Coping with Grief and Loss

When you hear the word ‘grief’, what word or image comes to mind? Maybe death and tears? Or a funeral and a black suit/dress? While these images may pertain to the death of a loved one, grief and loss are more than just a one time/one-hour event. Grief and loss can occur from a fire or other natural disaster, the loss of a home or job, a car wreck or a medical diagnosis, a family cut-off or an abusive situation, divorce or break-up. It could come from realizing you’re not as close or in tune with your partner as you had hoped. Infertility and/or miscarriage can be a big source of grief and loss. In our society a miscarriage is not seen or treated as a death. There is no funeral or time off work. It’s one of the major silent and isolated sources of grief.There is one theme that coincides with all these areas of grief/loss: unmet expectations. “It wasn’t supposed to be like this! My life was supposed to look like___!” But you’re here. Amid your pain, this is the journey you are on, and, comparable to life, grief is a journey! It is a present continuous verb that doesn’t stop. Unfortunately, grief is not something that can be checked off the ‘To Do’ list. Unaddressed emotions and unattended grief can lead to self-damaging/neglectful behaviors, additional stress and depression.Finding a supportive community to walk with you in your grief is essential. However, sometimes the best intentions or ‘advice’ from friends can leave one feeling even more isolated and/or alone if their words are demeaning to your grief. Here are somethings you can do in the midst of your grief to begin the healing process:

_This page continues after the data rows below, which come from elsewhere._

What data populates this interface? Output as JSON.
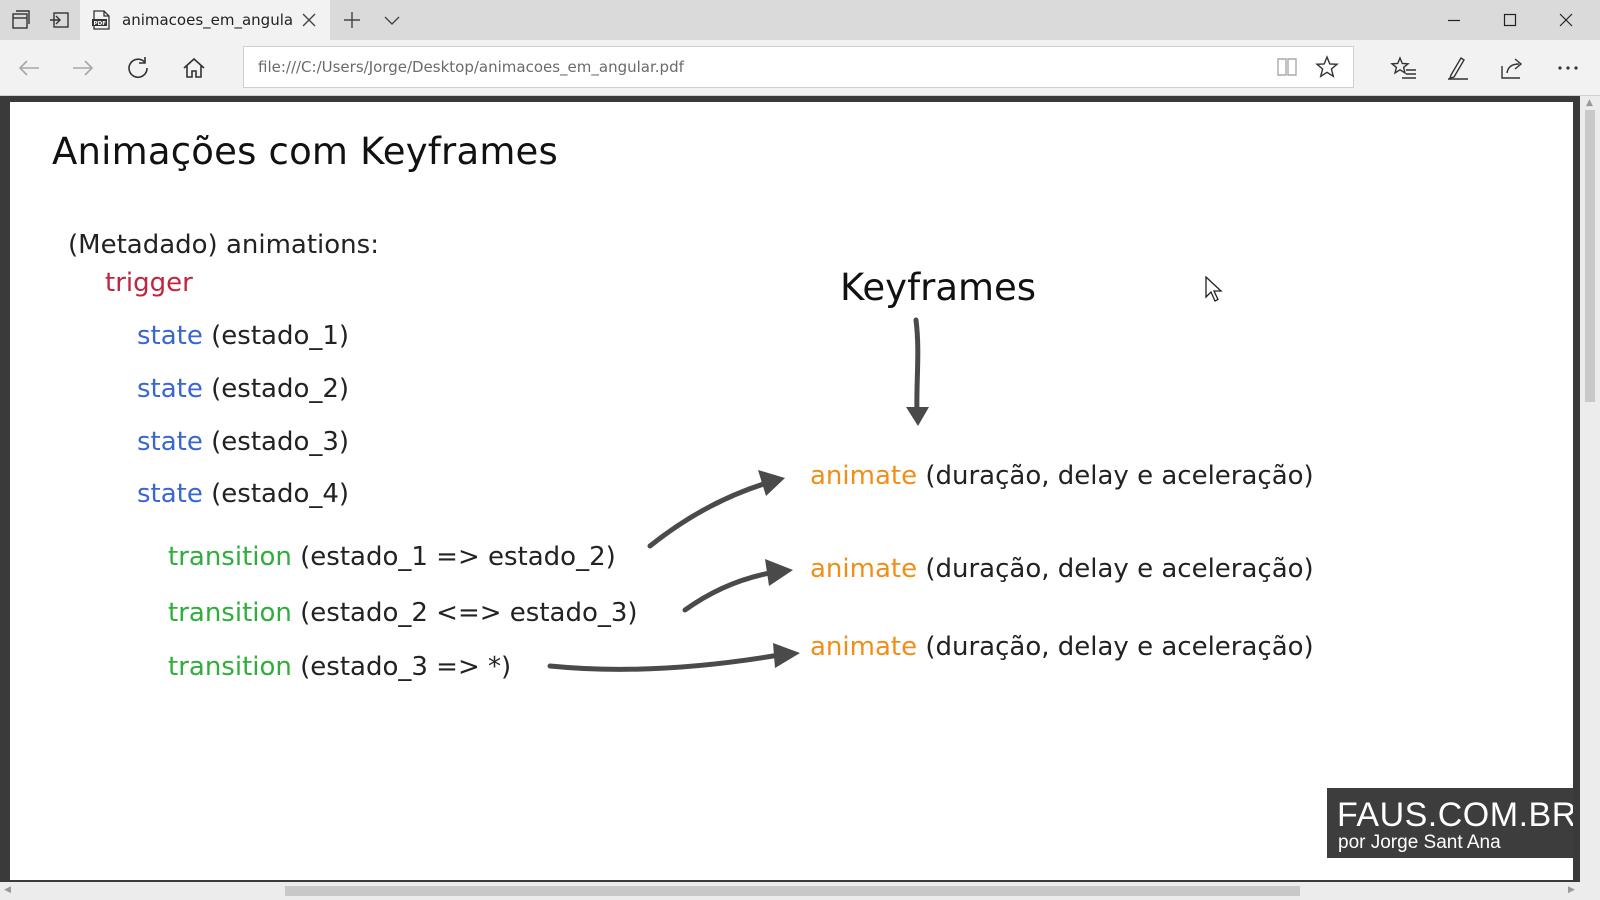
{
  "browser": {
    "tab": {
      "title": "animacoes_em_angular."
    },
    "address": {
      "url": "file:///C:/Users/Jorge/Desktop/animacoes_em_angular.pdf"
    }
  },
  "slide": {
    "title": "Animações com Keyframes",
    "code_header": "(Metadado) animations:",
    "trigger_kw": "trigger",
    "states": [
      {
        "kw": "state",
        "arg": "(estado_1)"
      },
      {
        "kw": "state",
        "arg": "(estado_2)"
      },
      {
        "kw": "state",
        "arg": "(estado_3)"
      },
      {
        "kw": "state",
        "arg": "(estado_4)"
      }
    ],
    "transitions": [
      {
        "kw": "transition",
        "arg": "(estado_1 => estado_2)"
      },
      {
        "kw": "transition",
        "arg": "(estado_2 <=> estado_3)"
      },
      {
        "kw": "transition",
        "arg": "(estado_3 => *)"
      }
    ],
    "keyframes_label": "Keyframes",
    "animates": [
      {
        "kw": "animate",
        "arg": "(duração, delay e aceleração)"
      },
      {
        "kw": "animate",
        "arg": "(duração, delay e aceleração)"
      },
      {
        "kw": "animate",
        "arg": "(duração, delay e aceleração)"
      }
    ],
    "colors": {
      "trigger": "#c0263d",
      "state": "#3a66d1",
      "transition": "#2fae3c",
      "animate": "#ef8f1a"
    }
  },
  "watermark": {
    "brand": "FAUS.COM.BR",
    "author": "por Jorge Sant Ana"
  },
  "icons": {
    "tabs_aside": "tabs-aside-icon",
    "set_aside": "set-tabs-aside-icon",
    "pdf": "pdf-file-icon",
    "close": "close-icon",
    "new_tab": "plus-icon",
    "tab_preview": "chevron-down-icon",
    "back": "back-arrow-icon",
    "forward": "forward-arrow-icon",
    "refresh": "refresh-icon",
    "home": "home-icon",
    "reading_view": "reading-view-icon",
    "favorite": "star-icon",
    "favorites_hub": "favorites-list-icon",
    "web_note": "pen-icon",
    "share": "share-icon",
    "more": "more-dots-icon",
    "minimize": "minimize-icon",
    "maximize": "maximize-icon"
  }
}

  • Begin to listen to your body and emotions. Recognize your breathing, stress levels, and temperament.
  • Ask for help. If going to the grocery store or running a certain errand is too overwhelming, ask a friend. Surround yourself with helpful and compassionate people who are not afraid to sit with you in silence or who will watch your child(ren) while you and your partner take time to spend time together to listen and talk with one another.
  • Be patient with yourself. Give yourself grace and permission for the grieving process. Grief manifests itself in many ways and can appear out of nowhere. Seeking a professional therapist who will help you work through your loss is a great place to begin healing. As you work through your loss, you can gain acceptance and resolution. Having an empathetic person joining with you in your grief can bring a sense of purpose and meaning again.

What do I value the most?

Personal values (i.e. love and honor) not only help us to navigate the world, they also help us to relate to people around us, especially in our interpersonal relationships.  Have you recently taken the time to evaluate what your personal values are?  What values are essential to you and support a healthy life?  Moreover, have you recently taken the time to consider what values are negotiable to you when in a relationship versus the values that are non-negotiable?I enjoy helping clients process their personal and interpersonal experiences in order to understand themselves more deeply and really get a sense of what their personal values are, both presently and moving forward in their lives.  I believe that through collaboration and exploration of personal identity and values, I can help clients add meaning in their life in order to have quality, enriching relationships.Through self-exploration, I believe that clients can increase their overall confidence.  With knowledge of communication skills, increased confidence, and a true sense of self-discovery, clients will have a good foundation of who they are in order to have flourishing relationships.Take the time to reflect on the following questions:

  • What do I truly value in life?
  • What do I value most right now?
  • Do I see any patterns in my life?
  • Are there any conflicts among the patterns in my life and my values, especially in my relationships?